must be a high rate of growth, of technological growth, in the interior of
China, bringing people up from absolutely poverty-stricken levels, up to higher
levels, and so forth. This can not occur, without the infusion of machine-tool
and similar kinds of high technology.
We have a similar problem throughout all of this area of East
and South Asia. We have a much worse problem in Africa. We have built up similar
problems in Central and South America. Some of them used to be fairly decent
areas, but now they've been ruined by recent developments.
Therefore, we have a thirty-year mission, to say that nations
which have scientific and machine-tool capability, and can revive it: nations
such as the United States, nations such as the nations of Central Europe,
central continental Europe; Russia, which does have a machine-tool capability
buried in its former scientific machine--military-industrial complex;
These nations, which have a machine-tool export potential, to
provide technology to countries which need technology, to enable them to raise
their level of productivity per capita, including South and Central America:
that we must adopt a mission, saying that we in the United States and other
countries, which have the capability, must orient our economy for a period of
twenty-five to thirty years to come, to envisage that over this period, our
immediate business, our principal export business, will be exporting technology
to those areas of the world which need it, in order to improve their own
standard of living, their own powers of productivity.
Because they won't really be able to repay the loans we make
on credit to them for ten, twenty, thirty years, so that's a long-term
agreement. We need a system which can absorb the commitment to that kind of
Then we in the United States, must reorient our health-care
system, our educational system, our urban policies, our investment policies, in
order to steer our potential in areas where we will not try to compete with the
world in producing things that they can also produce. We are going to
concentrate on the areas where we are needed. And we are going to export what is
needed, within the bounds of our national economic security, to those countries
which need it, to build up a new arrangement on this planet, an alliance, of
cooperation, among sovereign, perfectly sovereign nation-states.
End globalization! Develop a true partnership among
nation-states, cooperating nation-states, based on this conception, which was
already Franklin Roosevelt's conception back in 1942 through 1944.
I have to make this clear to the American people: That was
the vision of Roosevelt. Not because I'm endorsing Roosevelt. I'm not
endorsing his mind, everything he said, everything he thought. But he had a
conception, and an effort, and a policy, which was valid as a policy of the
He had a policy of economic recovery from the greatest
depression up to then, which was valid. He had a vision of how to build a
postwar monetary system, which would get us through the reconstruction of the
postwar period, which was valid.
So, the mission is to educate our fellow-citizens about these

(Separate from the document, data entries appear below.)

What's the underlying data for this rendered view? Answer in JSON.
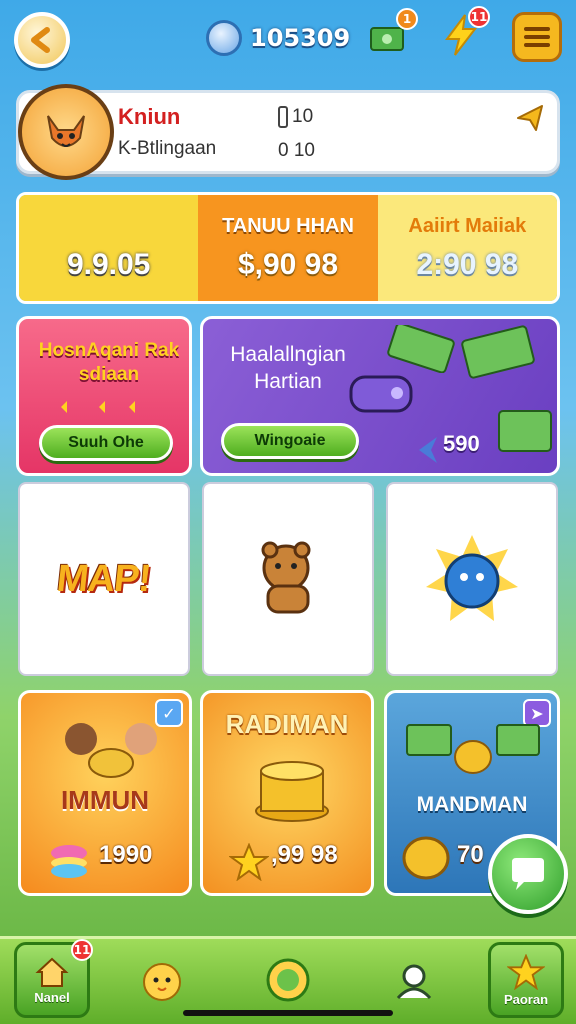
{
  "header": {
    "coin_count": "105309",
    "cash_badge": "1",
    "energy_badge": "11"
  },
  "profile": {
    "name": "Kniun",
    "subtitle": "K-Btlingaan",
    "stat1": "10",
    "stat2": "0 10"
  },
  "rates": [
    {
      "title": "",
      "value": "9.9.05"
    },
    {
      "title": "TANUU HHAN",
      "value": "$,90 98"
    },
    {
      "title": "Aaiirt Maiiak",
      "value": "2:90 98"
    }
  ],
  "promo_left": {
    "title": "HosnAqani Rak sdiaan",
    "button": "Suuh Ohe"
  },
  "promo_right": {
    "title": "Haalallngian Hartian",
    "button": "Wingoaie",
    "price": "590"
  },
  "tiles": [
    {
      "label": "MAP!",
      "icon": "map-logo"
    },
    {
      "label": "",
      "icon": "bear-icon"
    },
    {
      "label": "",
      "icon": "blue-creature-icon"
    }
  ],
  "cards": [
    {
      "title": "IMMUN",
      "price": "1990"
    },
    {
      "title": "RADIMAN",
      "price": ",99 98"
    },
    {
      "title": "MANDMAN",
      "price": "70"
    }
  ],
  "bottom_nav": {
    "home_label": "Nanel",
    "home_badge": "11",
    "ranking_label": "Paoran"
  },
  "colors": {
    "sky": "#3fa9e8",
    "grass": "#5fae3a",
    "accent_orange": "#f7951f",
    "accent_pink": "#e53566",
    "accent_purple": "#7b4fcc"
  }
}
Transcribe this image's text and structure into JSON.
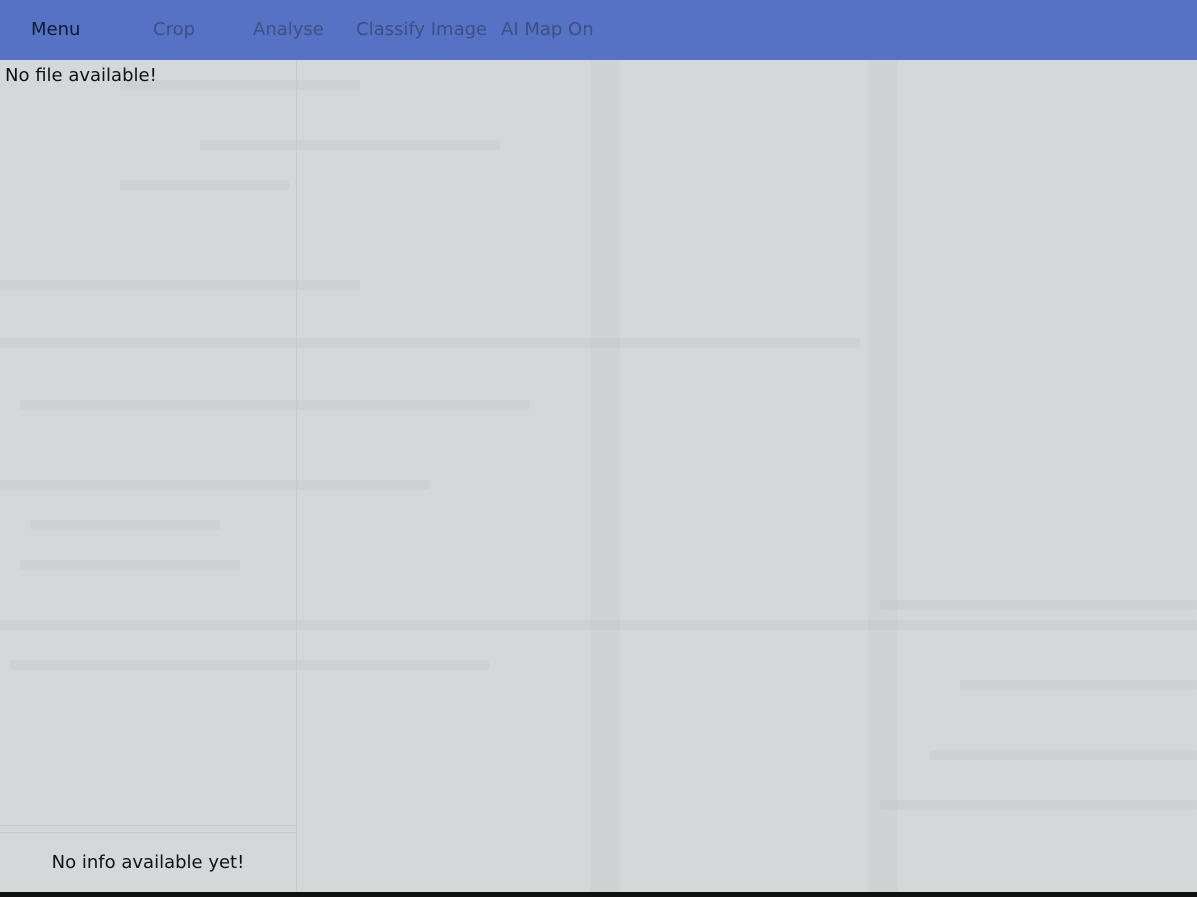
{
  "toolbar": {
    "menu_label": "Menu",
    "crop_label": "Crop",
    "analyse_label": "Analyse",
    "classify_label": "Classify Image",
    "ai_map_label": "AI Map On"
  },
  "sidebar": {
    "file_status": "No file available!",
    "info_status": "No info available yet!"
  },
  "colors": {
    "toolbar_bg": "#5672c4",
    "toolbar_text_inactive": "#3e4f80",
    "toolbar_text_active": "#111a2e",
    "content_bg": "#d4d8d9"
  }
}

things, make comprehensible what these precedents are, and say, "We're not
coming to you with any fly-by-night funny ideas. We're coming to you, not with a
wild scheme, not with some gimmick. We're saying, we were wrong. In
1966-1971, we made mistakes, bad mistakes. We didn't correct our mistakes, and
we should have recognized them. And things got worse."
Now, things are bad and practically impossible. Now, let us
stop travelling the road to doom. Let us turn around, go back to where we turned
off the road, go back in the right direction, and pick up on ideas that worked,
and figure out how to make them work today, and reach out to our neighbors in
various parts of the world--those that wish to cooperate with us. And say, "Let
us, as sovereign nation-states work together, and bring this planet finally back
to some kind of peaceful, durable order."